University of Miami Business Law Review

Document Type



As the coronavirus pandemic intensified, many communities in the U.S. experienced shortages of ventilators, ICU beds, and other medical supplies and treatment. There was no single national response providing guidance on the allocation of scarce healthcare resources. There has been no consistent state response either. Instead, various governmental and nongovernmental state actors in several but not all states formulated “triage protocols,” known as Crisis Standards of Care, to prioritize patient access to care where population demand exceeded supply. One intended purpose of the protocols was to immunize or shield healthcare providers from tort liability based on injuries resulting from a medical decision rationing access to care.
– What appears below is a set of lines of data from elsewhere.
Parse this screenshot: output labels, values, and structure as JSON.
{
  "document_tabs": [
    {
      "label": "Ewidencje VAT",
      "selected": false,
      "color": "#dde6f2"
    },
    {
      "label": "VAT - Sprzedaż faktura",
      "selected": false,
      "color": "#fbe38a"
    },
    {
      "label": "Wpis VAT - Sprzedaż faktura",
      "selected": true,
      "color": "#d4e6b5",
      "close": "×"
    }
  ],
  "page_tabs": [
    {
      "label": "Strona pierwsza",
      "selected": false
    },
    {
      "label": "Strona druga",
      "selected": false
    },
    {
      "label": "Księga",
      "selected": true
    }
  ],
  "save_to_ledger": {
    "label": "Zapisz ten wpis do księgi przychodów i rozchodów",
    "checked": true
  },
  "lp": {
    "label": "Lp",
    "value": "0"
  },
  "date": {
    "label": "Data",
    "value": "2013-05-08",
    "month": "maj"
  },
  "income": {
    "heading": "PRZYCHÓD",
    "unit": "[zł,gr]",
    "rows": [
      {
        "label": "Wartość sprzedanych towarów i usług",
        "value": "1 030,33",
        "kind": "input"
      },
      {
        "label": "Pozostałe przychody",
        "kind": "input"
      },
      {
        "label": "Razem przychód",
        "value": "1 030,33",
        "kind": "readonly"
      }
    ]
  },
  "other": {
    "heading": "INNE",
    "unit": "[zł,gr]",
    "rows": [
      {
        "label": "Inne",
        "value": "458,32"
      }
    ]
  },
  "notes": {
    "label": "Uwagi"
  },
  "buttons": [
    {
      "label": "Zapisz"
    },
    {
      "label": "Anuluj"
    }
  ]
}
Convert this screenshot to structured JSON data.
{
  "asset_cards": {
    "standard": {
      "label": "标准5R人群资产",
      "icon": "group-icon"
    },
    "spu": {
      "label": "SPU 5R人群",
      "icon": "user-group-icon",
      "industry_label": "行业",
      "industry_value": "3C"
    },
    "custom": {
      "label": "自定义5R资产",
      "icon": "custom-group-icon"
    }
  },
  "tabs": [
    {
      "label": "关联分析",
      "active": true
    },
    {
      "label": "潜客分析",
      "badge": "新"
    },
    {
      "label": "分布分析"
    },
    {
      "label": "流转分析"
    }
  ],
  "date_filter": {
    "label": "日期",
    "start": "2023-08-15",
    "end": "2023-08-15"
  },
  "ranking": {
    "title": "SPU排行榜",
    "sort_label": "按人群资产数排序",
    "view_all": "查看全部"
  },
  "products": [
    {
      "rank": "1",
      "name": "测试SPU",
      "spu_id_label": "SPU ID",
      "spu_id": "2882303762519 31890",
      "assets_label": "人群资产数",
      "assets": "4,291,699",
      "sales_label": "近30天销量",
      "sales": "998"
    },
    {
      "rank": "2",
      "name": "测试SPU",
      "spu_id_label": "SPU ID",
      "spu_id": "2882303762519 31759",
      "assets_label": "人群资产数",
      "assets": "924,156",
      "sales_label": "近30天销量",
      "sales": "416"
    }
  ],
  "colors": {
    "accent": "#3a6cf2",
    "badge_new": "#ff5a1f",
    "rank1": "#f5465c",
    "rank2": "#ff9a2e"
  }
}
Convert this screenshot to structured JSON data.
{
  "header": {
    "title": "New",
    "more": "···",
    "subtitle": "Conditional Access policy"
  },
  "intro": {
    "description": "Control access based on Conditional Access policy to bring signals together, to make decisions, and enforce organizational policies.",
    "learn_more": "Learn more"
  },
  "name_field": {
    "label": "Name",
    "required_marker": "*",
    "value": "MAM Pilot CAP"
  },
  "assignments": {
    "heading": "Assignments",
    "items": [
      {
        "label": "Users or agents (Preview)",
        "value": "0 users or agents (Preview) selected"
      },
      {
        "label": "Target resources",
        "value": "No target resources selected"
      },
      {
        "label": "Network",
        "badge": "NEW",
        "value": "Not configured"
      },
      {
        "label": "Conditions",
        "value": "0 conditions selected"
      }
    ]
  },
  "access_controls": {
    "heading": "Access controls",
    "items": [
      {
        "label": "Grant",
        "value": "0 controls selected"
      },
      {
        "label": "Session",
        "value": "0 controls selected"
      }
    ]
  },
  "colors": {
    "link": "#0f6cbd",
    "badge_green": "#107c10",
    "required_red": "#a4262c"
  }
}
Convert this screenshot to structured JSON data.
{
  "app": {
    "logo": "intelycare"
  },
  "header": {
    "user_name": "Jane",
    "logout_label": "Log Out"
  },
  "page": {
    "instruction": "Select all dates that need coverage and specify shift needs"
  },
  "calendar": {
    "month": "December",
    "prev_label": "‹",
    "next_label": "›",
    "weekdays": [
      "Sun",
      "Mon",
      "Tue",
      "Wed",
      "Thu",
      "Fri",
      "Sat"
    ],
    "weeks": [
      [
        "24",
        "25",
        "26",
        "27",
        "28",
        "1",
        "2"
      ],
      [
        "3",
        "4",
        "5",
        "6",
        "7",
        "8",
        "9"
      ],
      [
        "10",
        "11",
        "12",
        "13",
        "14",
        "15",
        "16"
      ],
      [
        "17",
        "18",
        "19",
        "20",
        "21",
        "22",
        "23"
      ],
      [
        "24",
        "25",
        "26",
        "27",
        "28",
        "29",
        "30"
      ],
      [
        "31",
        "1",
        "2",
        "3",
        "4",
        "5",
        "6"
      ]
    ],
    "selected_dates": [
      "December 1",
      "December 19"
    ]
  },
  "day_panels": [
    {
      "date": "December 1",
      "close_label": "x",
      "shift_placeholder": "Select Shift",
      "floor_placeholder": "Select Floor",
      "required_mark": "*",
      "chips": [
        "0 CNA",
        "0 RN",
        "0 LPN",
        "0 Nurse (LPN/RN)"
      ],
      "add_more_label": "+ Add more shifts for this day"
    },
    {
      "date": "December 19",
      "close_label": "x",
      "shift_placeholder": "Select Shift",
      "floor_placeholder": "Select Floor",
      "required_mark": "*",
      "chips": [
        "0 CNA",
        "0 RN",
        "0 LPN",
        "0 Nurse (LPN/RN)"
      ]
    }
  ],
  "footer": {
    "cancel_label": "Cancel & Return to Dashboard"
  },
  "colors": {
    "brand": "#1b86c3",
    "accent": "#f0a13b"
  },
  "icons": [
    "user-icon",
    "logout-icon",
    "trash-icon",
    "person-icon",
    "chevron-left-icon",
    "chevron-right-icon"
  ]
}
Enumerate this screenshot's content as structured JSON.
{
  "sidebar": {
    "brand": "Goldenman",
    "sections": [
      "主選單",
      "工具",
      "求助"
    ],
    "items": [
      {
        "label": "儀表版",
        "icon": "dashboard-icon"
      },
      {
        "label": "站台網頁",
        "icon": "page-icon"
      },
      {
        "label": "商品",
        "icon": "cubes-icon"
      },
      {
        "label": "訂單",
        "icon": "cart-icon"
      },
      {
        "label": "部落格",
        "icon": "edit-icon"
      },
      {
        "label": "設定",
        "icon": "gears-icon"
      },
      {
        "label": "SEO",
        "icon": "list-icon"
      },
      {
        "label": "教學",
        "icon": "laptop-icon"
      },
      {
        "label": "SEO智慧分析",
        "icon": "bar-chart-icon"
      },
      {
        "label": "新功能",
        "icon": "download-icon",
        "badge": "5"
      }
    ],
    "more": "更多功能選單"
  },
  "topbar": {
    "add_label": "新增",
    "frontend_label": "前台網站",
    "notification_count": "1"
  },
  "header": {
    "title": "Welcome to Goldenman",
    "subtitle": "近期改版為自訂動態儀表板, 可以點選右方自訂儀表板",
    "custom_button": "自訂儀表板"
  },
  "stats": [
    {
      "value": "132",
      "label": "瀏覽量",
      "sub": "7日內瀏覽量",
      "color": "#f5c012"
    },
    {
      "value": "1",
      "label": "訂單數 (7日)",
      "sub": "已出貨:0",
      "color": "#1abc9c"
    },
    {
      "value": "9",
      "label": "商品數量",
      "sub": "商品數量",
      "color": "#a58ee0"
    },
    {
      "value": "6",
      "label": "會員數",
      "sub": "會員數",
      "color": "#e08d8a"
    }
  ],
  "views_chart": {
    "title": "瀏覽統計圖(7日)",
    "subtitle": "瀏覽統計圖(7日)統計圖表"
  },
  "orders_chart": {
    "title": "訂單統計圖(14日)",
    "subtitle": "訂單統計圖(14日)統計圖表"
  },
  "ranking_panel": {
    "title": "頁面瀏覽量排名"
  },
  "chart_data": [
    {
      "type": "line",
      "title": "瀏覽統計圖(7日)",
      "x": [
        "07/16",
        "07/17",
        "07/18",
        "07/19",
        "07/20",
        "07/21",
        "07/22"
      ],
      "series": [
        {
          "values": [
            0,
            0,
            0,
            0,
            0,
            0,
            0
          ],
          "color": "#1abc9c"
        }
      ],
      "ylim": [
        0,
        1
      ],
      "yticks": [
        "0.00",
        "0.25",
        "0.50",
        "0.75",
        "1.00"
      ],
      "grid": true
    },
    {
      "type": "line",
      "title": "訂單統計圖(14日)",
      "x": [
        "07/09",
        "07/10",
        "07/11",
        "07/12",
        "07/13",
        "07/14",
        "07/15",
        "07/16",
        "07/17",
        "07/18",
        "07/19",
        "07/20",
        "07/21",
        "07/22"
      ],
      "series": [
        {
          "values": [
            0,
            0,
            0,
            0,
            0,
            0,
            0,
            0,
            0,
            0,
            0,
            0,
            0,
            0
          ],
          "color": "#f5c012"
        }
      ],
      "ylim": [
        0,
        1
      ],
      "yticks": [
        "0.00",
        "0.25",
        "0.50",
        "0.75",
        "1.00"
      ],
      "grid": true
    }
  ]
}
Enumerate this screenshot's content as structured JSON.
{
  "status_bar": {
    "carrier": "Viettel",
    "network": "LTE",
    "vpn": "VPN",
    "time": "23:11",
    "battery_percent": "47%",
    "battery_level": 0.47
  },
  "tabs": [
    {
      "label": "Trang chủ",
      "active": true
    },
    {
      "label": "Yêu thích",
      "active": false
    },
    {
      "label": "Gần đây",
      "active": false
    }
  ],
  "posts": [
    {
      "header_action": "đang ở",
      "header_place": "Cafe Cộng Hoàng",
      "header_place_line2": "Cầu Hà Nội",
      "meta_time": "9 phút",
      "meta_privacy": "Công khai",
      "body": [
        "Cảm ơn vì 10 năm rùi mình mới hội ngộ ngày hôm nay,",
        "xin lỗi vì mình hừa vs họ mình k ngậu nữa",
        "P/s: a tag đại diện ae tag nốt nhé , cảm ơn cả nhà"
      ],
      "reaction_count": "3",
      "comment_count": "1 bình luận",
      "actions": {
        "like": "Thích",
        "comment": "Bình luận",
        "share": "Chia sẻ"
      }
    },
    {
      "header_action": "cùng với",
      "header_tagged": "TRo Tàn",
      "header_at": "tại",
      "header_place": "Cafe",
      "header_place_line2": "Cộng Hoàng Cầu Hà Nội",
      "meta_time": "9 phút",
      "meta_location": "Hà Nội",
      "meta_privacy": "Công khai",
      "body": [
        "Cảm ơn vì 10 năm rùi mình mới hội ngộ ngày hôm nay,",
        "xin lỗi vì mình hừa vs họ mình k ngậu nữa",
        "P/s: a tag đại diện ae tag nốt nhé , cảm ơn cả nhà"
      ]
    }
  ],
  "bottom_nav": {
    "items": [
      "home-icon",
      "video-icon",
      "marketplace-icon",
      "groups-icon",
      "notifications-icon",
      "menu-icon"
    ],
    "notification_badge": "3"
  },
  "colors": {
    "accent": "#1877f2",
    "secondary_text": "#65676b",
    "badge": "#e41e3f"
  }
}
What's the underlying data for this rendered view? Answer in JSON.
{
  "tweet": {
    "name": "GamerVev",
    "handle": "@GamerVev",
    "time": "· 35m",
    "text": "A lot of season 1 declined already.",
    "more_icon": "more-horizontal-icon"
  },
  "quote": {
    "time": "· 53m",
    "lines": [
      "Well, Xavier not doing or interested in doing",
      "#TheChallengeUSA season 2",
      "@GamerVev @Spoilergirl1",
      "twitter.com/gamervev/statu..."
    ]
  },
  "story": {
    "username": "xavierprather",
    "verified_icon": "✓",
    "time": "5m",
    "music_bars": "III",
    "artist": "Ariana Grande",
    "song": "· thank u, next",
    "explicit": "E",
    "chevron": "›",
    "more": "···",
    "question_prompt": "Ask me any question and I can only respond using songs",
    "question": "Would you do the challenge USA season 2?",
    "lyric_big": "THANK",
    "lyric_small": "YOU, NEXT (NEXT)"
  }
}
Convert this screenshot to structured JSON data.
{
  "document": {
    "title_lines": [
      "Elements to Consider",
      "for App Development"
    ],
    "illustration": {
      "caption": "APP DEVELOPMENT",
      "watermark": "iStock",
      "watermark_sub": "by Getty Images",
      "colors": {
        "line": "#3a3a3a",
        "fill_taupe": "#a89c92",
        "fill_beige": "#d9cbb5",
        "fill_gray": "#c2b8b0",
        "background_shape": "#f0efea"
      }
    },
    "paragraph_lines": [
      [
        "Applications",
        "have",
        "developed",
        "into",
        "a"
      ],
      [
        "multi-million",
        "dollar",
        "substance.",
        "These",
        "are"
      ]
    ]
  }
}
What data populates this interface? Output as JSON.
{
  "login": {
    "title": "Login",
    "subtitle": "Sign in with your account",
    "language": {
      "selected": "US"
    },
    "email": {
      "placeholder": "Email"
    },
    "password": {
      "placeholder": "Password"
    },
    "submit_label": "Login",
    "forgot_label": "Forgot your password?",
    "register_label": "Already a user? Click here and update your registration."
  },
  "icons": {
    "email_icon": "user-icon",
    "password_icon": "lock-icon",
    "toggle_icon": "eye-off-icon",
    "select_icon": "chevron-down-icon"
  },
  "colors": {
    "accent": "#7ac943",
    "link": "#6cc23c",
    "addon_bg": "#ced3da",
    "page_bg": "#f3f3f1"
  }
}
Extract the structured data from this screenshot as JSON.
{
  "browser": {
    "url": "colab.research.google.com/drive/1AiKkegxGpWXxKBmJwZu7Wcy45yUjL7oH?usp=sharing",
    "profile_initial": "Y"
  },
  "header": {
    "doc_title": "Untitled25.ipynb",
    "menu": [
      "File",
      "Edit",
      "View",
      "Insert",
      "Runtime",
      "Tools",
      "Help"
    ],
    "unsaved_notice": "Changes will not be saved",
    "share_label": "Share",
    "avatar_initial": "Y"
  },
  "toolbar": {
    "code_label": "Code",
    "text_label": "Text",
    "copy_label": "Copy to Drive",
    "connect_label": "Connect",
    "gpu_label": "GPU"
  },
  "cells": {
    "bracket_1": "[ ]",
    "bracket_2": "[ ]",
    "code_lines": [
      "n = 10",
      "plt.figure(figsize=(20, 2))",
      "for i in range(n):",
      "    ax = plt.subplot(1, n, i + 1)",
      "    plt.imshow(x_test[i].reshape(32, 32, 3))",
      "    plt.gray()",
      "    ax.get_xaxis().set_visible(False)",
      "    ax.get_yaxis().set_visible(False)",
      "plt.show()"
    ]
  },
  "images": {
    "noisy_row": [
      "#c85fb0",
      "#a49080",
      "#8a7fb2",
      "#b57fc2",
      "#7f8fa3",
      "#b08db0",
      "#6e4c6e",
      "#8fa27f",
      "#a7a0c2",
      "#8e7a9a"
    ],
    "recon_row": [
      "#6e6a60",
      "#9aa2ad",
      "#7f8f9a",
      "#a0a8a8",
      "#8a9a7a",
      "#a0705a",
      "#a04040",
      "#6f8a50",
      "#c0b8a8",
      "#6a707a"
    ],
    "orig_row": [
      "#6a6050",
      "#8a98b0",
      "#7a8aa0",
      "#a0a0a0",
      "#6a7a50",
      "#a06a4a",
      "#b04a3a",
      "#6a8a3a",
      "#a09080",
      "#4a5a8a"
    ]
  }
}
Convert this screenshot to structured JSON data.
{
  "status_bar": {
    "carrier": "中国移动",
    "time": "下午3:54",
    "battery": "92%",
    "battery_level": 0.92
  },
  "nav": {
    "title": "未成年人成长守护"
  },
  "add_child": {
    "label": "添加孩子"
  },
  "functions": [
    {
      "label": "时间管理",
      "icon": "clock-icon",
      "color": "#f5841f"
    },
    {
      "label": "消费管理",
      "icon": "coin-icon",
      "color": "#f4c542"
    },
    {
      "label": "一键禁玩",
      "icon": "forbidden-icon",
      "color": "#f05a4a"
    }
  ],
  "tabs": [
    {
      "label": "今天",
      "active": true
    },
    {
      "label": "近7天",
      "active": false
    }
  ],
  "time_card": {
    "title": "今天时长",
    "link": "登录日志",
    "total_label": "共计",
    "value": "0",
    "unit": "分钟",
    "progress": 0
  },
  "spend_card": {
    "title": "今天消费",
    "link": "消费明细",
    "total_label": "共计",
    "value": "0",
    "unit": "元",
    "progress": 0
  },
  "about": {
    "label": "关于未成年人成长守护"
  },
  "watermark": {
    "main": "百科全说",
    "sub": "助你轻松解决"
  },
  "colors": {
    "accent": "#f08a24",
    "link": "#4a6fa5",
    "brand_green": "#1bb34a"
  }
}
Research shows that various state protocols have been implemented to this end by either executive order issued by the governor; state legislation; or action by individual hospital ethics boards. This paper examines a legal question of first impression: Whether the right to institute suit for pandemic related healthcare injuries can be constitutionally eliminated using state triage protocol immunity provisions passed by executive order or state statute during the pandemic. The paper concludes that healthcare providers may still be subject to some legal liability depending upon each state’s unique constitutional grant of powers to the executive and legislative branches and the dictates of the Fourteenth Amendment.